*What to do*:
Output the entries that follow, word for word.

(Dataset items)
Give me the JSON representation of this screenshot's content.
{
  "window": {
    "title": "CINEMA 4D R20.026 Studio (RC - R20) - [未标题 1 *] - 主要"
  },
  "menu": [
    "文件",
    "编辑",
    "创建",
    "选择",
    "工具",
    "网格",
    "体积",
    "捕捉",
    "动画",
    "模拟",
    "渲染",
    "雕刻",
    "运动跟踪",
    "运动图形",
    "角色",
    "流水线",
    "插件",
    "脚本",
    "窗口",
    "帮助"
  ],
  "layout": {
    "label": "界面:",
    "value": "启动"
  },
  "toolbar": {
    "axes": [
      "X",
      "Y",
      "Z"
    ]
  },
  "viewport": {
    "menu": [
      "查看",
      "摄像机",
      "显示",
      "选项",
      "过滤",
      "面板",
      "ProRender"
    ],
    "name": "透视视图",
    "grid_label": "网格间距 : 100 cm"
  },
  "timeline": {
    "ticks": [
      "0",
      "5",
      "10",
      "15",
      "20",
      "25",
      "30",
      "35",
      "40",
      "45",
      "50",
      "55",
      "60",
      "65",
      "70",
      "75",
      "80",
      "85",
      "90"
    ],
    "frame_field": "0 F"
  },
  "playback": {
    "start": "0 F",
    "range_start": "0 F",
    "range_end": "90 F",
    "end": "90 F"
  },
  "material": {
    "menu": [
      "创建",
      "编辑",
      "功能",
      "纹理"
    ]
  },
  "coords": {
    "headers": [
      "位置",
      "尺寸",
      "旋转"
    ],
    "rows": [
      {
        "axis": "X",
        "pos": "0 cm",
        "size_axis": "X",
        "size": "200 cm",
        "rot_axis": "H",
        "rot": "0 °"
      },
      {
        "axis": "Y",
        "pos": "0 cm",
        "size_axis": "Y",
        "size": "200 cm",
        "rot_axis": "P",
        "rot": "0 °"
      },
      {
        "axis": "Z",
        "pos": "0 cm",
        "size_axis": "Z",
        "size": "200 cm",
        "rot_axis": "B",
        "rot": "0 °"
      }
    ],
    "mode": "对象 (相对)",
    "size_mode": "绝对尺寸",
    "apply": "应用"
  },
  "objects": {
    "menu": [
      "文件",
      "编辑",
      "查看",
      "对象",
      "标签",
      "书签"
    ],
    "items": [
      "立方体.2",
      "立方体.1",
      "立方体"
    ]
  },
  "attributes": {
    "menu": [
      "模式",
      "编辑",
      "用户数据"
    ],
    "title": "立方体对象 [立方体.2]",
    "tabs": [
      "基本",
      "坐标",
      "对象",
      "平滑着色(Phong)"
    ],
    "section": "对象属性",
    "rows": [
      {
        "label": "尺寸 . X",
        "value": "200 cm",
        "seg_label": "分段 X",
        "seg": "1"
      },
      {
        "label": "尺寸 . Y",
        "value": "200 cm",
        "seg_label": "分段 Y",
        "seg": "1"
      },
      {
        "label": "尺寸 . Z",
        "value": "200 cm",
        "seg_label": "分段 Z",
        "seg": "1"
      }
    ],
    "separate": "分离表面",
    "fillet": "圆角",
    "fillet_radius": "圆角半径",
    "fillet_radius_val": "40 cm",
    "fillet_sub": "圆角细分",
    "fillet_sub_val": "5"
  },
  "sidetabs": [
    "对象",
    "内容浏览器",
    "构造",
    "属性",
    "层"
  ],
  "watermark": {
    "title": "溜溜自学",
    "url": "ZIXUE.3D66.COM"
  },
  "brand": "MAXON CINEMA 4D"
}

*Written answer*:
Give me the JSON representation of this screenshot's content.
{
  "window": {
    "title": "CINEMA 4D R20.026 Studio (RC - R20) - [未标题 1 *] - 主要"
  },
  "menu": [
    "文件",
    "编辑",
    "创建",
    "选择",
    "工具",
    "网格",
    "体积",
    "捕捉",
    "动画",
    "模拟",
    "渲染",
    "雕刻",
    "运动跟踪",
    "运动图形",
    "角色",
    "流水线",
    "插件",
    "脚本",
    "窗口",
    "帮助"
  ],
  "layout": {
    "label": "界面:",
    "value": "启动"
  },
  "toolbar": {
    "axes": [
      "X",
      "Y",
      "Z"
    ]
  },
  "viewport": {
    "menu": [
      "查看",
      "摄像机",
      "显示",
      "选项",
      "过滤",
      "面板",
      "ProRender"
    ],
    "name": "透视视图",
    "grid_label": "网格间距 : 100 cm"
  },
  "timeline": {
    "ticks": [
      "0",
      "5",
      "10",
      "15",
      "20",
      "25",
      "30",
      "35",
      "40",
      "45",
      "50",
      "55",
      "60",
      "65",
      "70",
      "75",
      "80",
      "85",
      "90"
    ],
    "frame_field": "0 F"
  },
  "playback": {
    "start": "0 F",
    "range_start": "0 F",
    "range_end": "90 F",
    "end": "90 F"
  },
  "material": {
    "menu": [
      "创建",
      "编辑",
      "功能",
      "纹理"
    ]
  },
  "coords": {
    "headers": [
      "位置",
      "尺寸",
      "旋转"
    ],
    "rows": [
      {
        "axis": "X",
        "pos": "0 cm",
        "size_axis": "X",
        "size": "200 cm",
        "rot_axis": "H",
        "rot": "0 °"
      },
      {
        "axis": "Y",
        "pos": "0 cm",
        "size_axis": "Y",
        "size": "200 cm",
        "rot_axis": "P",
        "rot": "0 °"
      },
      {
        "axis": "Z",
        "pos": "0 cm",
        "size_axis": "Z",
        "size": "200 cm",
        "rot_axis": "B",
        "rot": "0 °"
      }
    ],
    "mode": "对象 (相对)",
    "size_mode": "绝对尺寸",
    "apply": "应用"
  },
  "objects": {
    "menu": [
      "文件",
      "编辑",
      "查看",
      "对象",
      "标签",
      "书签"
    ],
    "items": [
      "立方体.2",
      "立方体.1",
      "立方体"
    ]
  },
  "attributes": {
    "menu": [
      "模式",
      "编辑",
      "用户数据"
    ],
    "title": "立方体对象 [立方体.2]",
    "tabs": [
      "基本",
      "坐标",
      "对象",
      "平滑着色(Phong)"
    ],
    "section": "对象属性",
    "rows": [
      {
        "label": "尺寸 . X",
        "value": "200 cm",
        "seg_label": "分段 X",
        "seg": "1"
      },
      {
        "label": "尺寸 . Y",
        "value": "200 cm",
        "seg_label": "分段 Y",
        "seg": "1"
      },
      {
        "label": "尺寸 . Z",
        "value": "200 cm",
        "seg_label": "分段 Z",
        "seg": "1"
      }
    ],
    "separate": "分离表面",
    "fillet": "圆角",
    "fillet_radius": "圆角半径",
    "fillet_radius_val": "40 cm",
    "fillet_sub": "圆角细分",
    "fillet_sub_val": "5"
  },
  "sidetabs": [
    "对象",
    "内容浏览器",
    "构造",
    "属性",
    "层"
  ],
  "watermark": {
    "title": "溜溜自学",
    "url": "ZIXUE.3D66.COM"
  },
  "brand": "MAXON CINEMA 4D"
}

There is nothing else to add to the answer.